I don’t know about you, but I wish I had participated in writing contests for teens early on in my life.
Writing contests are an excellent way to put your work out in the world, especially if you are an unknown writer, or reach a wider readership if you are already established.
Some of those contests are new. Others have been around for quite a while. Some became popular by the breadth of resources they offer, their prizes, and the big-name authors who came about after participating in them.
I am a big proponent of professional development and anything that can boost your writing career. And I have already started talking about that in a previous post, when I discussed how online communities for teens can help you along your writing path. Now, I can’t stress enough that teen writing contests are the way to go.
If I didn’t convince you yet, take a look at Dav Pilkey, author of the Captain Underpants series. Because of his not-so-welcomed behavior, Dav started working on his Captain Underpants stories while sitting at a desk in the hallway of his elementary school. Later on, he submitted his works to what at the time was known as the National Written and Illustrated by… Awards Contest for Students (later renamed to Kids-in-Print Book Contest for Students), winning in the 14-19 age category for World War Won in 1986. And as you already know, the rest is history.
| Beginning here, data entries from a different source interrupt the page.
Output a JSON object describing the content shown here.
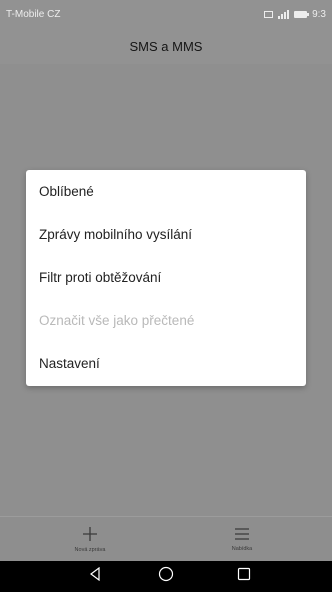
{
  "status_bar": {
    "carrier": "T-Mobile CZ",
    "time": "9:3",
    "icons": [
      "sim-icon",
      "signal-icon",
      "battery-icon"
    ]
  },
  "header": {
    "title": "SMS a MMS"
  },
  "menu": {
    "items": [
      {
        "label": "Oblíbené",
        "enabled": true
      },
      {
        "label": "Zprávy mobilního vysílání",
        "enabled": true
      },
      {
        "label": "Filtr proti obtěžování",
        "enabled": true
      },
      {
        "label": "Označit vše jako přečtené",
        "enabled": false
      },
      {
        "label": "Nastavení",
        "enabled": true
      }
    ]
  },
  "bottom_bar": {
    "new_message": {
      "label": "Nová zpráva",
      "icon": "plus-icon"
    },
    "menu": {
      "label": "Nabídka",
      "icon": "hamburger-menu-icon"
    }
  },
  "nav_bar": {
    "icons": [
      "back-icon",
      "home-icon",
      "recent-apps-icon"
    ]
  },
  "colors": {
    "dim_overlay": "#8f8f8f",
    "dialog_bg": "#ffffff",
    "disabled_text": "#b9b9b9"
  }
}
Before you ask, there are several writing contests that are meant for teens and you can submit in a variety of genres, ranging from poetry, fantasy, literary fiction, romance, etc. You just need to pick the one or ones that suits your goals and start writing.
Here are some examples of teen writing contests you can start with right now (in no particular order):
1. The Watty Awards (Wattys)
This is the award program Wattpad runs annually to celebrate the winners of the Wattpad writing contest. The Watty Awards (Wattys) have been around for ten years and became a boost and source of recognition for those needing their voice to be heard. It celebrates the best stories, spanning a wide range of themes in major categories around the world.
The Wattys foster diversity, self-expression, and offer a place to pour your ideas out without feeling judged. Not only that, but the winners get a boost in their writing careers and get the opportunity to become Wattpad writers.
So if you’re still in doubt about whether you should participate, then don’t think twice. This can be just the big start you need on your writing journey.
2. Write the World Competitions
Write the World is another place where your writing should be. And the platform competitions are a great way to exercise your writing muscles, improve your craft, and get your words out there.
The Write the World Competitions are certainly one of a kind. Besides the inviting monetary aspect—they are free to enter and offer cash prizes—the competitions are meant to foster your creative process.
Participants receive feedback from their peers and writing experts before submitting their final drafts. And if this is not enough, they also get the chance to receive extra recognition from high-regarded guest judges during the final decision.
In the end, you get your work critiqued by the biggest names in the industry while you grow your craft as you go.
3. Scholastics Arts and Writing Awards
The Scholastic Arts and Writing Awards is a highly respected contest that has been around for almost a century. Created by the Alliance of Young Artist and Writers, it has a mission to identify and recognize the exceptional work of creative teens.
That recognition comes with a lot of perks, including scholarships, cash prizes, publication on respected literary magazines, and more.
If you want to further your writing career with the Scholastic Arts and Writing Awards or even dream to become the next Truman Capote or Sylvia Plath—a couple of famous alumni—here is an excellent way to get your foot in the door.
4. Roald Dahl’s Imaginormous Challenge
Roald Dahl’s Imaginormous Challenge is meant for young children and early teens (with a parent’s/legal guardian’s help and consent) to express their creativity. Children ages 5-12 can submit their best story ideas of up to 100 words.
The best ideas will be awarded special prizes and turned into reality through very fun ways. The great aspect of this award is that contestants are evaluated based on their imagination. You may also submit as many ideas as you want.
This contest has been around for three years. It usually opens for entries in September and closes at the end of December. Winners are usually announced in March. If you are interested, check their website often for detailed information about openings, prizes, and more.
5. Dandelion Micro-Fiction Contest
If you are ready to share your creative process in a deep and sincere way, then the Micro-Fiction contest by Dandelion Press is another option worth checking out.
The Micro-Fiction contest offers a very unique approach to writing prompts. That is because your submission is based on an illustration posted on the website, in which you need to answer the question “What is the story of this painting?” You have up to 1,000 words and complete freedom to express your thoughts and feelings the way you see fit.
This contest is open for all. But for the young writers like you, this is another valuable way to exercise your musings and get the word out about your writings. This contest doesn’t offer cash prizes, but in addition to the writing exposure, you can potentially have your work featured on one of the press publications.
Over to You
Teen writing contests are very popular among young writers who are just starting and want to get a boost in their writing path. They are also sought after by those who wish to put their work out to a wider readership.
With so many options at your disposal, there is no excuse to not practice, hone, and share your writing. You never know what these exercises might bring. You may be the next Dav Pilkey. Or better yet, you can be the best version of yourself!
Whatever you wish for, you can work to accomplish. Good luck and go get writing!
Have you ever participated in teen writing contests? Share your experiences in the comments below. We’d love to hear about it.